With faster web performance, reduced latency, and improved browsing experiences, HTTP/2 propels the internet into a new era of speed and efficiency. By implementing this protocol, businesses can unlock the full potential of their online presence, attracting more visitors, improving search engine rankings, and ultimately driving greater success in the digital realm.
What is HTTP/2?
HTTP/2 is the second major version of the Hyper Text Transfer Protocol (HTTP), which is the foundation of the World Wide Web. It was developed by the Internet Engineering Task Force (IETF) HTTP Working Group in 2015 to improve web speed and performance.
How does HTTP/2 differ from HTTP/1.1?
HTTP/2 offers significant improvements over HTTP/1.1, including multiplexing, compression, request prioritization, and server push. These features reduce latency, enhance web performance, improve search engine rankings, and lower operational and capital expenses.
What are the benefits of using HTTP/2?
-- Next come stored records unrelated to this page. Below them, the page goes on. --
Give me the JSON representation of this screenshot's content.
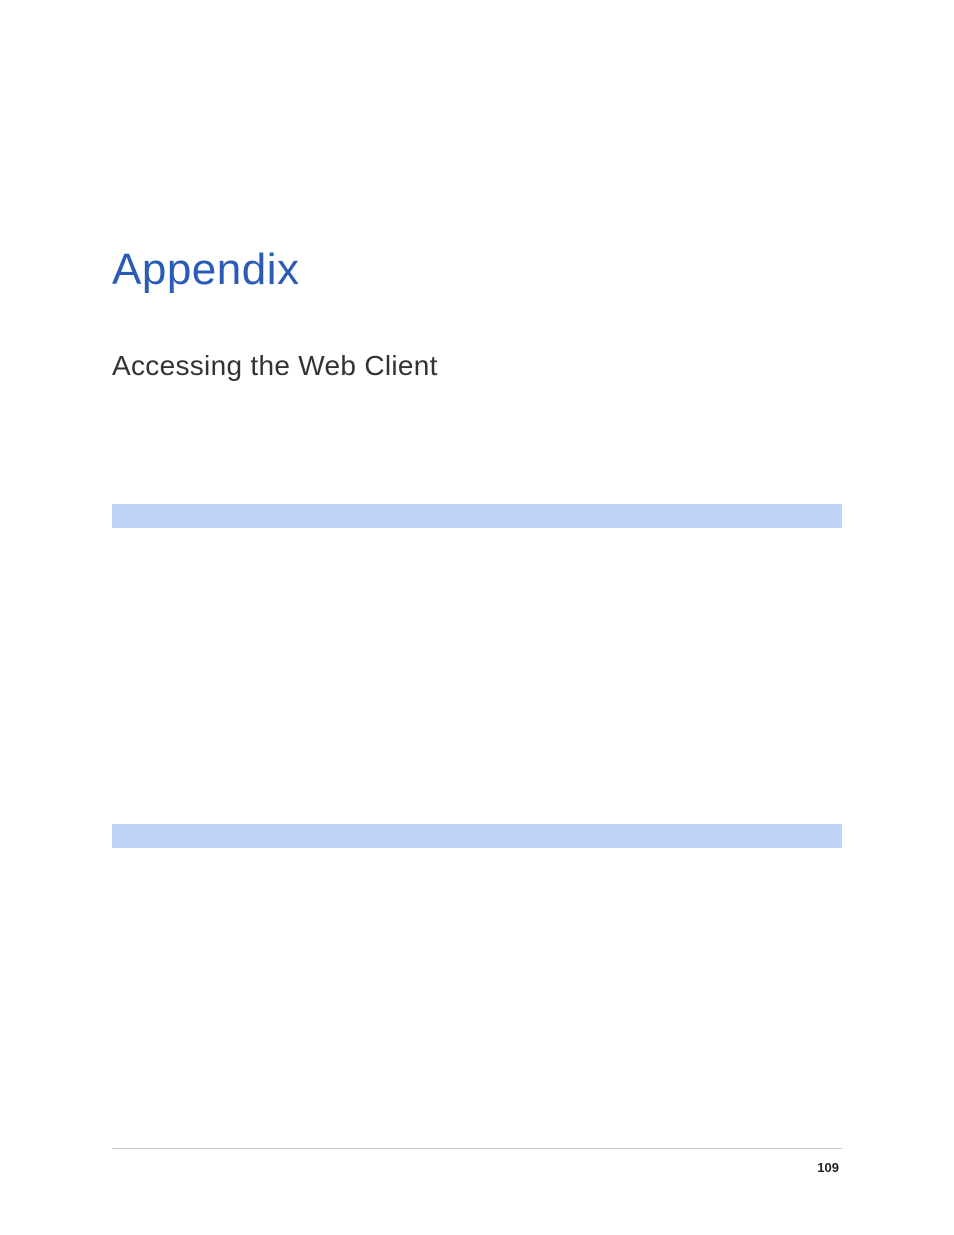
{
  "header": {
    "title": "Appendix",
    "section": "Accessing the Web Client"
  },
  "footer": {
    "page_number": "109"
  }
}
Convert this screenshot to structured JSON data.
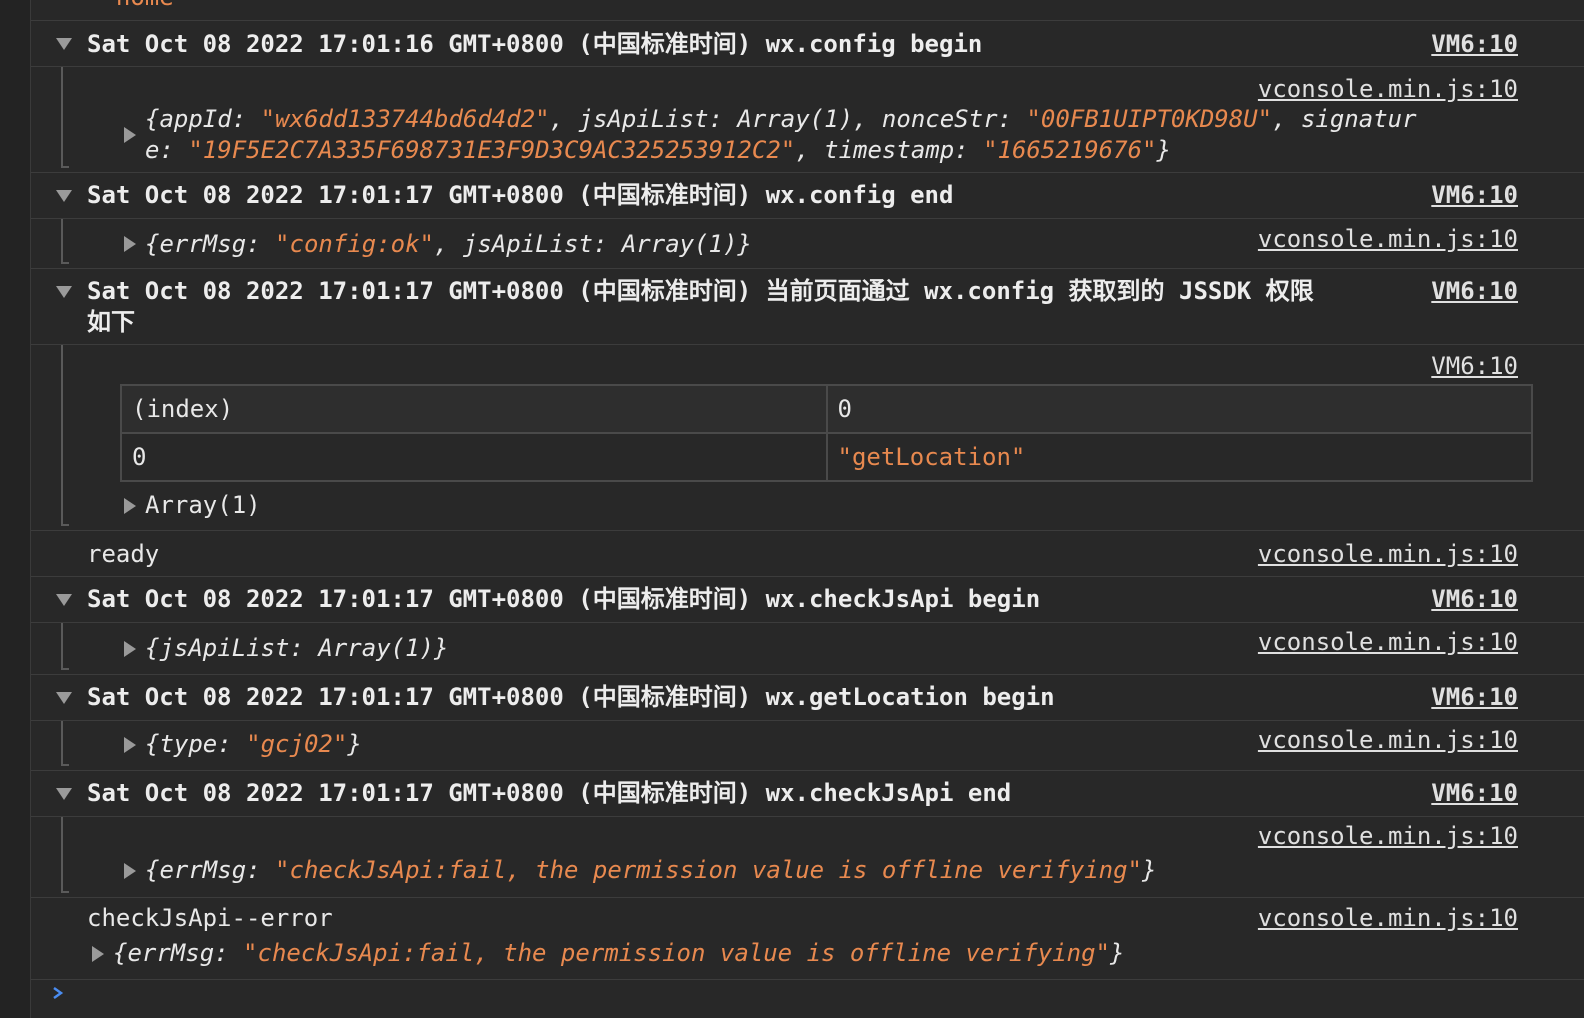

The benefits of using HTTP/2 include reduced latency, faster web performance, improved search engine rankings, and better resource utilization. It allows for parallel processing of requests and responses, reduces protocol overhead, optimizes resource allocation, and enables servers to send additional content preemptively.
How can I implement HTTP/2?
To implement HTTP/2, you need to update your server software to support the new protocol. Many web server implementations already support HTTP/2, and ongoing updates ensure compatibility and stability. However, websites need to be served over HTTPS to fully leverage HTTP/2’s benefits.
What are the limitations of HTTP/1.1 that HTTP/2 addresses?
HTTP/1.1 had limitations such as limited concurrent request processing per TCP connection, resulting in slower performance and resource prioritization issues. HTTP/2 addresses these limitations by allowing multiple streams of data over a single TCP connection, reducing the need for multiple connections and improving resource utilization.
What considerations should I keep in mind when transitioning to HTTP/2?
When transitioning to HTTP/2, you should ensure that your website has a secure (HTTPS) connection, as this is a requirement for HTTP/2 implementation by major browsers. Additionally, optimization practices used in HTTP/1.1 may need to be revised, as some techniques may not be necessary or optimal in the context of HTTP/2.
Does HTTP/2 offer compatibility with previous versions?
Yes, HTTP/2 is designed to be compatible with HTTP/1.1. It builds upon the success of Google’s SPDY protocol and offers improvements while ensuring compatibility with existing web infrastructure.
What are the key features of HTTP/2?
Some key features of HTTP/2 include multiplexing, compression, request prioritization, and server push. Multiplexing enables parallel processing of requests and responses, compression reduces protocol overhead, request prioritization optimizes resource allocation, and server push allows servers to send additional content preemptively.